**Task requirements:** Across all the records, filter for lines with the word "your" and copy them.

**Items from a dataset:**
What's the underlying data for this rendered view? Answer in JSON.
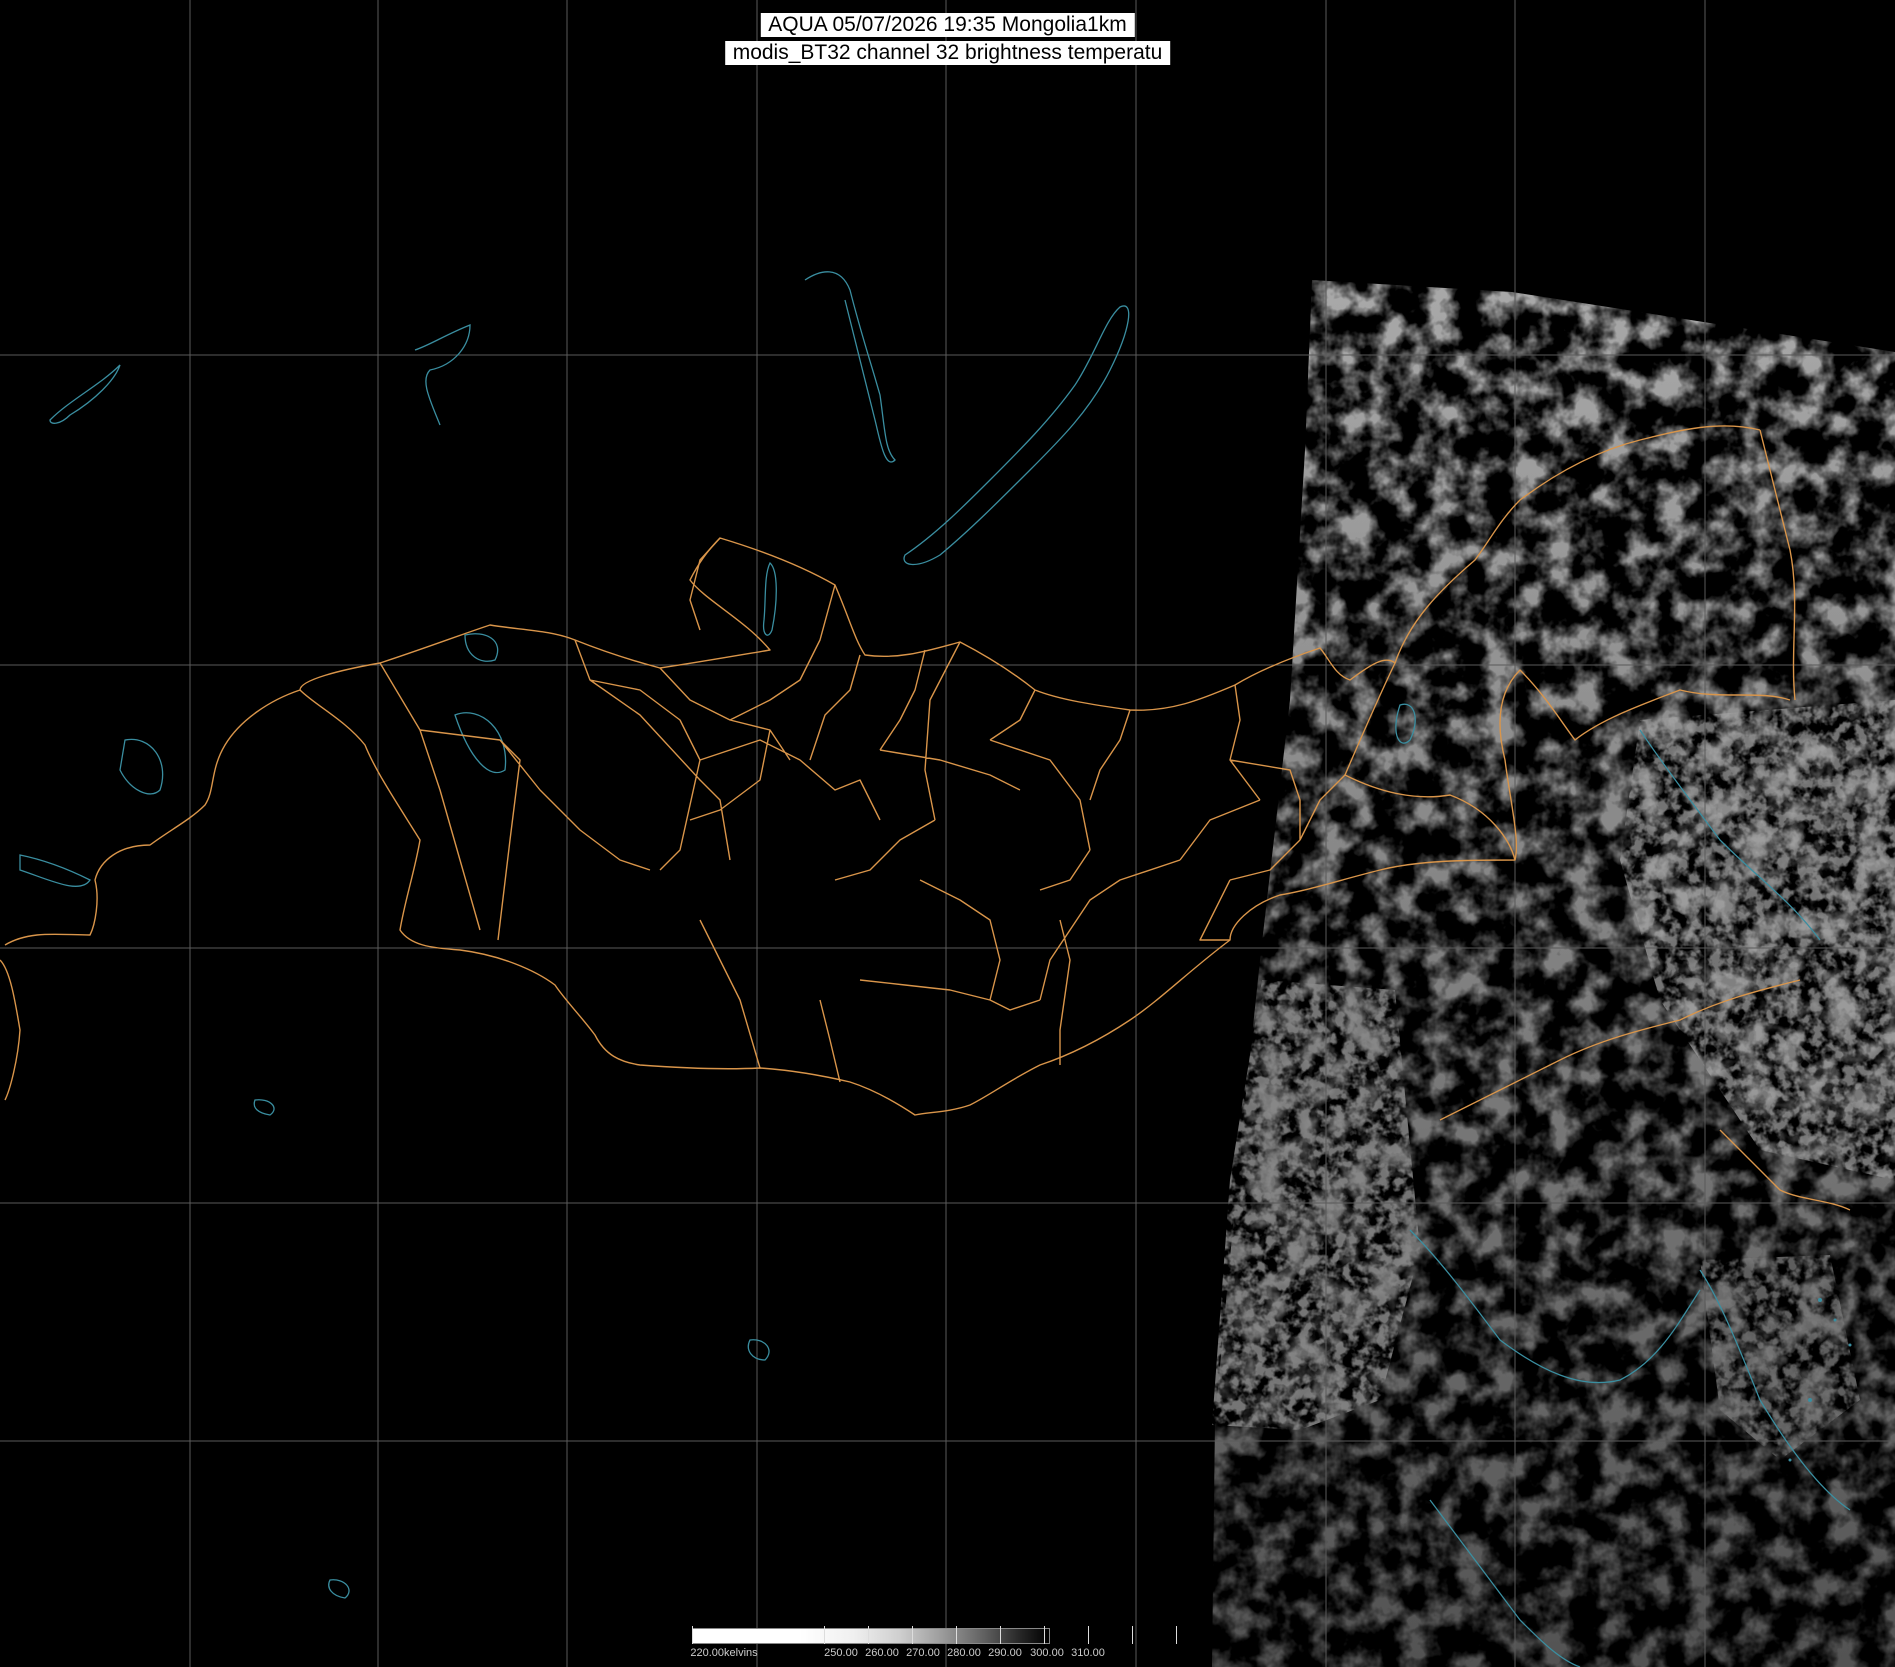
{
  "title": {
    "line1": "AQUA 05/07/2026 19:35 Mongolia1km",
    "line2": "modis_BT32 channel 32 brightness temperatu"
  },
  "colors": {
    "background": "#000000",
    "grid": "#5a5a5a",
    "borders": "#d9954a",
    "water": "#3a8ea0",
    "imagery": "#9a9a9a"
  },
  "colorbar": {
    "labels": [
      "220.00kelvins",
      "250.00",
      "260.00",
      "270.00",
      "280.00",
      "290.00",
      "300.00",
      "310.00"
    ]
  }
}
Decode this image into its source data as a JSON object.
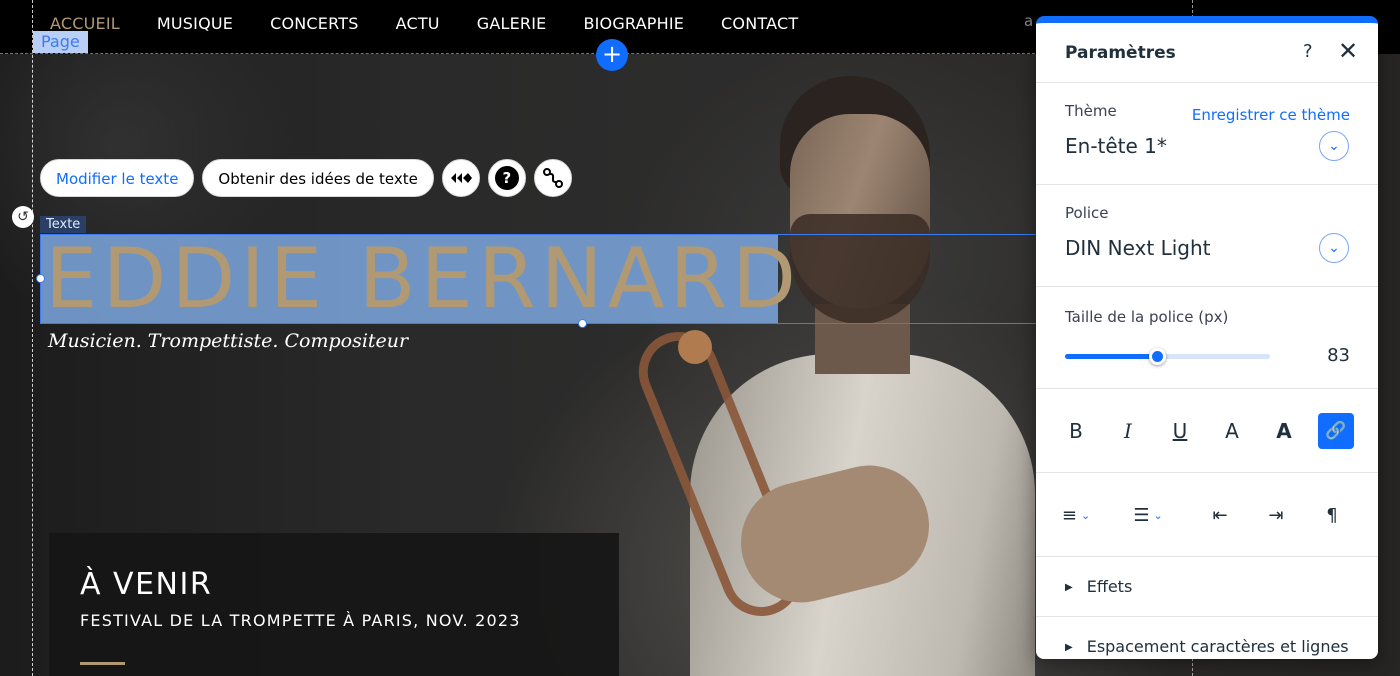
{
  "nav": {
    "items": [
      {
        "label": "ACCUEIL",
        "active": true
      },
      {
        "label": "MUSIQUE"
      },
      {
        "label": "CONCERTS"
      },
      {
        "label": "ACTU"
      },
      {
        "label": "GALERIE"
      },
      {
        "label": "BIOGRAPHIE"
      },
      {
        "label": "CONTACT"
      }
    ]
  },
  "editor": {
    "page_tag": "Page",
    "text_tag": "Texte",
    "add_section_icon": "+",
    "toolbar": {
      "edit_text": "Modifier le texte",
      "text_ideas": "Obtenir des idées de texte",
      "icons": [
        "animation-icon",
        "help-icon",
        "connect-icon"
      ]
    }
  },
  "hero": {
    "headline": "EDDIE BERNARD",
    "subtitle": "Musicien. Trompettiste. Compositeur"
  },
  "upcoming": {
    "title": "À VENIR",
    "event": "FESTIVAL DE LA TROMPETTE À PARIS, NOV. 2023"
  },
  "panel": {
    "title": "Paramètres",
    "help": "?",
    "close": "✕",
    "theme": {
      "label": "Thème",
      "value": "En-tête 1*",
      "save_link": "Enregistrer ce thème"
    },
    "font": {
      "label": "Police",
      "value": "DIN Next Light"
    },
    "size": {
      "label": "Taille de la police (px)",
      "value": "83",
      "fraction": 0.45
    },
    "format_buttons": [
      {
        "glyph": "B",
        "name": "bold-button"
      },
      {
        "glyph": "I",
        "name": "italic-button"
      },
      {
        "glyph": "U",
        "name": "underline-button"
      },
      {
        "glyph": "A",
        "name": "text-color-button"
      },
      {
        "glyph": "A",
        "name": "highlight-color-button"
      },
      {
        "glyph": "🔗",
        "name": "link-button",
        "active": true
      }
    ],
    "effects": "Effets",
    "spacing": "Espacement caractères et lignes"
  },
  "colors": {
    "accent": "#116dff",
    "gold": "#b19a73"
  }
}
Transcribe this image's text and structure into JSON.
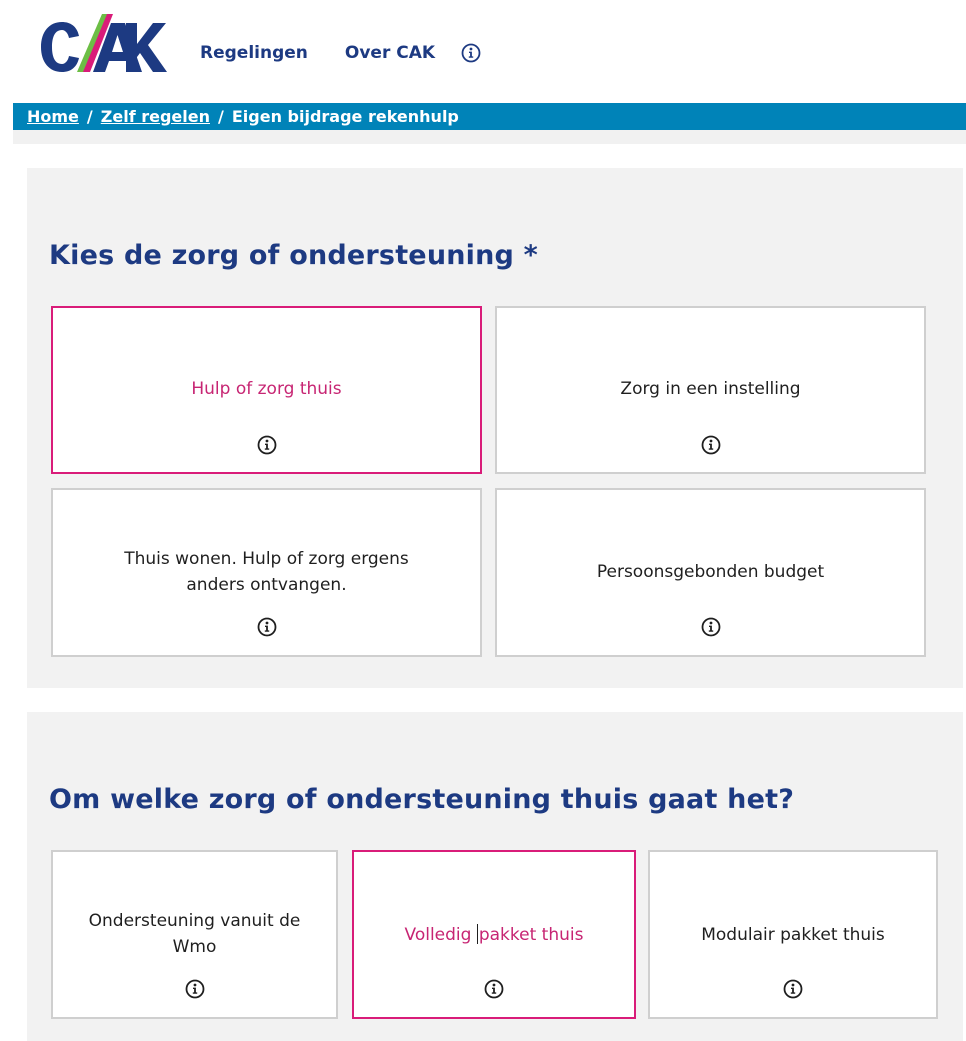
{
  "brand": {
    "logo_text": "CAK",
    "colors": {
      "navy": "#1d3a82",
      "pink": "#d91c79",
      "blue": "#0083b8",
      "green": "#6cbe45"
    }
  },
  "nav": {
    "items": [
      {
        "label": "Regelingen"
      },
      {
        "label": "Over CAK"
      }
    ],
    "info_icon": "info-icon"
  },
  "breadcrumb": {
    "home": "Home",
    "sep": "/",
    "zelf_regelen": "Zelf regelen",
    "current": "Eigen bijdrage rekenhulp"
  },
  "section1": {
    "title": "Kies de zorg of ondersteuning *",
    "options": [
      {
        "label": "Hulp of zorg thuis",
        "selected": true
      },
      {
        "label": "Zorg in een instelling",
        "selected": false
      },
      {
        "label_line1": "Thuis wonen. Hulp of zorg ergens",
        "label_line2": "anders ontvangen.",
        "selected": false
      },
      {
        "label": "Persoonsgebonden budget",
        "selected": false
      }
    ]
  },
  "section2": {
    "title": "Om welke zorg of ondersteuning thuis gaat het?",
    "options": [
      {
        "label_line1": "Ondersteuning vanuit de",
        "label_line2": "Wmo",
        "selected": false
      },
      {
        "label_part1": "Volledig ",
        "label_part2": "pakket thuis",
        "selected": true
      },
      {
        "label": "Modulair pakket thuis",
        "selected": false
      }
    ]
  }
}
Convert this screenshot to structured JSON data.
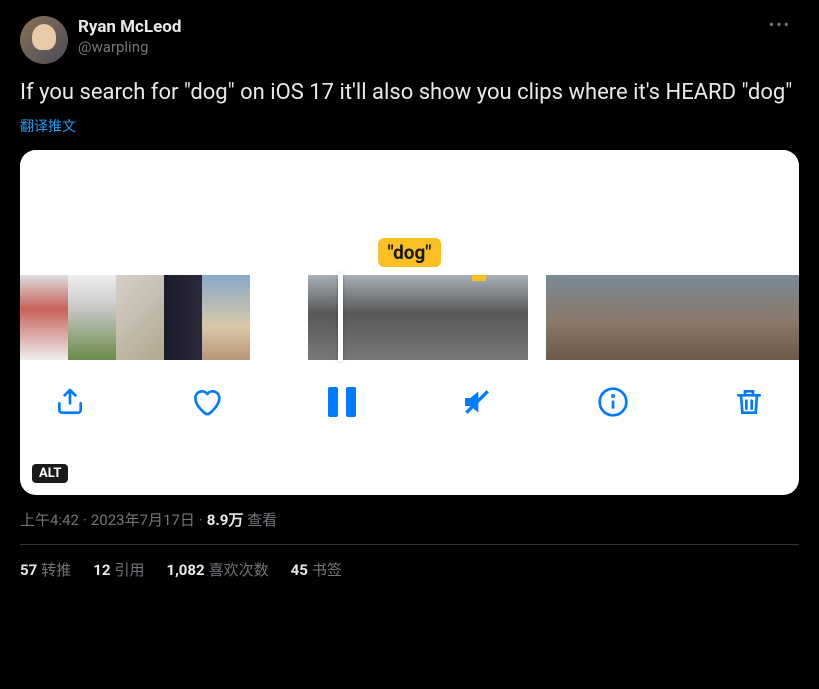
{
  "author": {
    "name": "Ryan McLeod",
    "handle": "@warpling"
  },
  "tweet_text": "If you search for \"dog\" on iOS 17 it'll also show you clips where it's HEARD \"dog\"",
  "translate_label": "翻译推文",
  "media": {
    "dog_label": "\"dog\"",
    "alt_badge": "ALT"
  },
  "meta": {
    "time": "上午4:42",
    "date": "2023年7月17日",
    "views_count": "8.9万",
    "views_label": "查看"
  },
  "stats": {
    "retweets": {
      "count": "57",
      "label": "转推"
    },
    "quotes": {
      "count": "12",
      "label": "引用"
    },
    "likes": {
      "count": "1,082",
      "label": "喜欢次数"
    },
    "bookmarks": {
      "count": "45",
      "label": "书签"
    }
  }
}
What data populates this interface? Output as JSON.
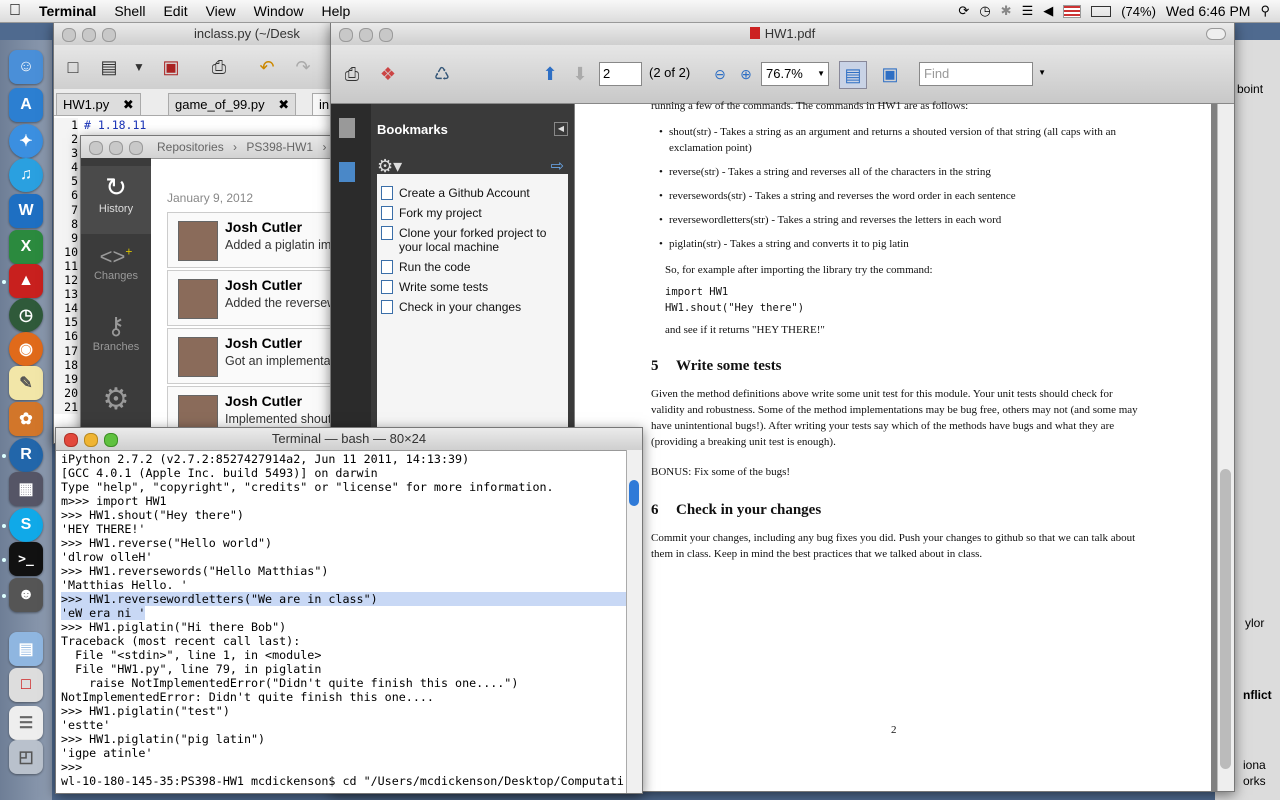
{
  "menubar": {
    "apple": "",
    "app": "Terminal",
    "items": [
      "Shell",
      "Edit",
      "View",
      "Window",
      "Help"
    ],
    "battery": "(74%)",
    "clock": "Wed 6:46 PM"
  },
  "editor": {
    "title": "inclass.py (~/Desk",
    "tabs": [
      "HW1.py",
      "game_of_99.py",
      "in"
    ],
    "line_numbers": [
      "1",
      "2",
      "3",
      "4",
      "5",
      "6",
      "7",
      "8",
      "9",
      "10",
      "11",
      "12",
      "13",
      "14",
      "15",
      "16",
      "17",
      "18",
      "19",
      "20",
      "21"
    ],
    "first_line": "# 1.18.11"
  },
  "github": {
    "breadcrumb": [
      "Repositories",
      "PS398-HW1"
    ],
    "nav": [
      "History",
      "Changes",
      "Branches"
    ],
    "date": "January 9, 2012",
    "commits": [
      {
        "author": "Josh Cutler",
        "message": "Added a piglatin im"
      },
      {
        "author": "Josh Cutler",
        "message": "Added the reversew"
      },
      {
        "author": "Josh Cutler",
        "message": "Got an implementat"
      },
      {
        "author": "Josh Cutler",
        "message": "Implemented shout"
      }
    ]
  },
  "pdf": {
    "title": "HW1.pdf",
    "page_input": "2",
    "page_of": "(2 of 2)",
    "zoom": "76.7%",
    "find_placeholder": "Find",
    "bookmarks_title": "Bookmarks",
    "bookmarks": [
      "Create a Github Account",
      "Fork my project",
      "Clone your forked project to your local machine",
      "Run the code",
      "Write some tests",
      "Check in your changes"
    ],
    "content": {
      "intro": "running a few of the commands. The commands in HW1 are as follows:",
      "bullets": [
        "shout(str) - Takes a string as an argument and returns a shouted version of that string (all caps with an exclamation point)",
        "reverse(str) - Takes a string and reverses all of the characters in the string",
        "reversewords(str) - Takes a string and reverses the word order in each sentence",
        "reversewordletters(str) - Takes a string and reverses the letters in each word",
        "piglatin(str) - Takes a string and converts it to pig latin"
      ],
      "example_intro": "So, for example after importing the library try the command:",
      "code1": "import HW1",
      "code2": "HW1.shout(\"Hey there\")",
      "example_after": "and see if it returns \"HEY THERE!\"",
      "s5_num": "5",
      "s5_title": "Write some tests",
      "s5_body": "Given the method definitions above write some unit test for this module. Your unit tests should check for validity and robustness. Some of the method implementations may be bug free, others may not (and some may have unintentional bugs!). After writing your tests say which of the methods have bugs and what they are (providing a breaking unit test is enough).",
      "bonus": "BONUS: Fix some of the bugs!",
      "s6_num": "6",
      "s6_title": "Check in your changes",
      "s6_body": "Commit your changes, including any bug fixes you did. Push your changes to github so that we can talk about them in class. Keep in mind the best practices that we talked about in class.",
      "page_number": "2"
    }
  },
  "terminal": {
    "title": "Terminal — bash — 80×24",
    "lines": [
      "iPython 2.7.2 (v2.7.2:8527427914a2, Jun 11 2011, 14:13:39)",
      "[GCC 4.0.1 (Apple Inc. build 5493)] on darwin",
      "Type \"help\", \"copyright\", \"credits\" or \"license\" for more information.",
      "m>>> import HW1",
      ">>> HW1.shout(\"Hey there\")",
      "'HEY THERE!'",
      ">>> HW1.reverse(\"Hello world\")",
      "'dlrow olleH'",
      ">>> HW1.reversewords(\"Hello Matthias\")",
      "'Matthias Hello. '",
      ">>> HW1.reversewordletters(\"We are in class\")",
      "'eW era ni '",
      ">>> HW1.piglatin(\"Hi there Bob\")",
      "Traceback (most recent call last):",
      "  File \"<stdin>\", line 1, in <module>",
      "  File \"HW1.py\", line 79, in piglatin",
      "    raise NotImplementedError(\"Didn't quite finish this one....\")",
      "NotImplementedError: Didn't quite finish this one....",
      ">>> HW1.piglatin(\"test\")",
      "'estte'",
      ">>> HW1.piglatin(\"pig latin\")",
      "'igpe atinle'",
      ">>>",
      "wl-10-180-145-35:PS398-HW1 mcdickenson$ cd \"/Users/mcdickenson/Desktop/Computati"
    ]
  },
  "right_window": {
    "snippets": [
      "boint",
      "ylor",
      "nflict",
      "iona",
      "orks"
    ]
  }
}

**Exercise response:**
      "Clone your forked project to your local machine",
      "Check in your changes"
      "s5_body": "Given the method definitions above write some unit test for this module. Your unit tests should check for validity and robustness. Some of the method implementations may be bug free, others may not (and some may have unintentional bugs!). After writing your tests say which of the methods have bugs and what they are (providing a breaking unit test is enough).",
      "s6_title": "Check in your changes",
      "s6_body": "Commit your changes, including any bug fixes you did. Push your changes to github so that we can talk about them in class. Keep in mind the best practices that we talked about in class.",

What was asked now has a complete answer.